Unlike the industrial sector which is driven mostly by government policy, the heating side depends on the relative cost of heating fuels. Historically pellets cost less than other forms of heating in most regions. However, after the crash of fuel prices heating oil and propane prices have recently emerged as the lowest cost heating fuel. At about $62.50 per barrel, heating oil prices are comparable with wood pellets even at more than $200 USD per ton pellet price. Despite the cost benefits, the market has not grown the same way as energy.
The market for home heating of pellets does not grow nearly as much. Right now 21% of heating wood pellets come from North America, with a 15Mt supply of pellets. This surplus exists on top of an already over capacity North American production environment means wasted capacity. Over supply of US and Canadian production capacity by the end of 2016 was around 12.7 million tones per year.
If the cost of oil rebounds from 2018 onwards, heating pellets may resume traditional growth. However, increases in winter temperatures especially in Europe and the continued expansions of solar and wind may be enough to reduce demands for oil. Some are forecasting an increase in demand of 9.5 million tons by 2025. In most of Europe, where many countries have high taxes on heating oil, demand is more driven by weather than by oil prices. A lack of demand in heating pellets comes from two areas the low price of traditional heating fuels and the potential for more mild winters due to climate change. Due to the warmth of 2015’s winter in Europe demand fell noticeably, as heating requirements were 20% below average. Pellets have a use beyond heating, but is it enough to re-engage the market?

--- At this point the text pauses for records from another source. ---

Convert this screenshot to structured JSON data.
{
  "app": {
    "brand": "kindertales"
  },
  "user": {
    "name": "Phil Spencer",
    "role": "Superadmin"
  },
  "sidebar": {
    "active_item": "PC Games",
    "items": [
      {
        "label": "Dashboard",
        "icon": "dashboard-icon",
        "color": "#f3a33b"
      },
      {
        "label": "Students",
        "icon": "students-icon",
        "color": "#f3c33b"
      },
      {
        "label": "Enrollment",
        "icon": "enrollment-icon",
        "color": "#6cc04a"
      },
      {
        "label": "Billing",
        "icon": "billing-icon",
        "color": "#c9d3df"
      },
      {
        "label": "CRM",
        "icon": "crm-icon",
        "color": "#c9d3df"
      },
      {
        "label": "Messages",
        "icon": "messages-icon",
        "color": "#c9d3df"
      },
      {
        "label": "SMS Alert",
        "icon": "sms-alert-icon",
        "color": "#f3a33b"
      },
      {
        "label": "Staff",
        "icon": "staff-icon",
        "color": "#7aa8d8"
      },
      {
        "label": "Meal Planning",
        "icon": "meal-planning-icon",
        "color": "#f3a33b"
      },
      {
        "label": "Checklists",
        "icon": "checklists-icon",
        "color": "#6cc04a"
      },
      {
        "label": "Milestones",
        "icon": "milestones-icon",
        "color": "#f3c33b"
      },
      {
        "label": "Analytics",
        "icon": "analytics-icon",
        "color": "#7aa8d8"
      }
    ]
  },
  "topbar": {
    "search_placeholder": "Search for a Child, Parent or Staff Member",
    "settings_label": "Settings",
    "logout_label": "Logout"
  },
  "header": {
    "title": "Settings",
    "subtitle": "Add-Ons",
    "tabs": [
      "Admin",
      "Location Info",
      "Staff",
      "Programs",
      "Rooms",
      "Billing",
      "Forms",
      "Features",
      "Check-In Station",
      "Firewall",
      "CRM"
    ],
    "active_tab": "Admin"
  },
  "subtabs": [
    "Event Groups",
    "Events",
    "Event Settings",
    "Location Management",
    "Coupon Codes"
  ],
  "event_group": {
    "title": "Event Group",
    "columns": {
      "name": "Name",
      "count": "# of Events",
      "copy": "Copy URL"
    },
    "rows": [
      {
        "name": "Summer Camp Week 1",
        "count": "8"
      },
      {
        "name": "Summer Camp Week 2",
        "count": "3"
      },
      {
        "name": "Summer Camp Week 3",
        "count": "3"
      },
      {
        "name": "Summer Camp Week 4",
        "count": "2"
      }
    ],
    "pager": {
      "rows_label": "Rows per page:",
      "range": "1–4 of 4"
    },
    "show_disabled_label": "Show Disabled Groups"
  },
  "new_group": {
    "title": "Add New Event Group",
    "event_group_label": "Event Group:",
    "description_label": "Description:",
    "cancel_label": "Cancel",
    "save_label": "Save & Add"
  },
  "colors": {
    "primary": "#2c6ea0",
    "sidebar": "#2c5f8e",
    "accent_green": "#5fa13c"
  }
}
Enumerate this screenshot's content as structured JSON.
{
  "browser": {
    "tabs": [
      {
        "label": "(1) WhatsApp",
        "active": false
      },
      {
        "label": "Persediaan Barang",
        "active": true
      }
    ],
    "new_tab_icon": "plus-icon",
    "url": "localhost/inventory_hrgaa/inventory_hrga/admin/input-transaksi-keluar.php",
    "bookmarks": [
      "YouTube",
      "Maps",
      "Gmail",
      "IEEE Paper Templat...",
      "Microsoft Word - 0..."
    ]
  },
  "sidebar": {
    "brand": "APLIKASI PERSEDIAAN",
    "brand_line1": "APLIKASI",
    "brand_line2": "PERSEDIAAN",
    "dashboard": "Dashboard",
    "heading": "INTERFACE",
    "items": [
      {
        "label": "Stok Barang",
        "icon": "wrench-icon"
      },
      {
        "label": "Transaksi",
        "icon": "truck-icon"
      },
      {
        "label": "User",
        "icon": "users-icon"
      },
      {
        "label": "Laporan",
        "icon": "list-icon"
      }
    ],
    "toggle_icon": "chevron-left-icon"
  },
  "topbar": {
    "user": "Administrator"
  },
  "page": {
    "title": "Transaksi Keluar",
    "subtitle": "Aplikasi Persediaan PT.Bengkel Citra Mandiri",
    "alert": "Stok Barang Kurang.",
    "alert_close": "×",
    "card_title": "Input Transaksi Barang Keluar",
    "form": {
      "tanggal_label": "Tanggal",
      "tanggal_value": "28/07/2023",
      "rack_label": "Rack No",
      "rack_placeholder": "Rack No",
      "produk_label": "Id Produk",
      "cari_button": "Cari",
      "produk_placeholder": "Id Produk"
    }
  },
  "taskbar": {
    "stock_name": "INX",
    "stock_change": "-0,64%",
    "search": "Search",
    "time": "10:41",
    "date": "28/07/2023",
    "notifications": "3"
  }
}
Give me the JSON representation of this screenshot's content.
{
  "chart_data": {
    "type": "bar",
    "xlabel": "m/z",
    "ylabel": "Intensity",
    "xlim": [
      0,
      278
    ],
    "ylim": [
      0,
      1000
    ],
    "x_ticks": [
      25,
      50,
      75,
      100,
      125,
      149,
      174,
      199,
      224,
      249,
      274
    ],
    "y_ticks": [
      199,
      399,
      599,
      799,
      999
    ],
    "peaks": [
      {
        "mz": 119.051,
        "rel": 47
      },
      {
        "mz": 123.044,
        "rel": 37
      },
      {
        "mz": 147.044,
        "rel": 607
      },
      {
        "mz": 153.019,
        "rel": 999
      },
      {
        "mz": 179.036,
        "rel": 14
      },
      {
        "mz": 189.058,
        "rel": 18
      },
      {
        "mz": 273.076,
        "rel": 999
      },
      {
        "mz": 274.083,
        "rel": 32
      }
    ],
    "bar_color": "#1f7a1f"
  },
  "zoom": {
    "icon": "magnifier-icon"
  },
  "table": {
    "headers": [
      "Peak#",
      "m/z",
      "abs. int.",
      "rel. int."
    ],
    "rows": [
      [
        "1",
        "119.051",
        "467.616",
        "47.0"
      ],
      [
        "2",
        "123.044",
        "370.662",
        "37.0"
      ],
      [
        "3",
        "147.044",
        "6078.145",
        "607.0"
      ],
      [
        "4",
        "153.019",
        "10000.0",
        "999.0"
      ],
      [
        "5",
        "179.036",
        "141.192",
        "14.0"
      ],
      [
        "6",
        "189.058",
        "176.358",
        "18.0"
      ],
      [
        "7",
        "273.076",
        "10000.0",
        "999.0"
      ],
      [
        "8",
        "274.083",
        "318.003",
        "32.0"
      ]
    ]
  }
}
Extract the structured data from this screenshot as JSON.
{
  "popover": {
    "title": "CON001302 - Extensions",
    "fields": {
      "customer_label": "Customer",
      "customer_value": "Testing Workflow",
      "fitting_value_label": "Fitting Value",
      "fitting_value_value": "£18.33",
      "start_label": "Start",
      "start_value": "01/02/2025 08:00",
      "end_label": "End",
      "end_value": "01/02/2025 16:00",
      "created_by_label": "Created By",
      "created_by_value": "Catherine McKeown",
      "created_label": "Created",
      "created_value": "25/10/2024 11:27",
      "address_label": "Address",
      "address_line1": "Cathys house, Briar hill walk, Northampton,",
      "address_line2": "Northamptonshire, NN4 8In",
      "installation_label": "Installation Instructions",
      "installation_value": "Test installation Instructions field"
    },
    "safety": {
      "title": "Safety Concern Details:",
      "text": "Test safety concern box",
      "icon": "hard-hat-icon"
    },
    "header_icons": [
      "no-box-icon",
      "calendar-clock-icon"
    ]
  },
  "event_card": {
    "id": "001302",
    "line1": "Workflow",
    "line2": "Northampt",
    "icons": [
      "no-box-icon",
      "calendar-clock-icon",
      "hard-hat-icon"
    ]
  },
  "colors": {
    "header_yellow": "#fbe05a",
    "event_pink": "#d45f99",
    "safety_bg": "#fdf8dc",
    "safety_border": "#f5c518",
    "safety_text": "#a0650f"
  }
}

Lessons for Asia
The heating market for Asia will likely never take off due both to shorter Winters and rising temperatures. Most Asian urban populations tend to aggregate in warmer environments. In terms of production the demand for heating comes mostly from the EU who can depend on already overcapacity market from the US and Canada.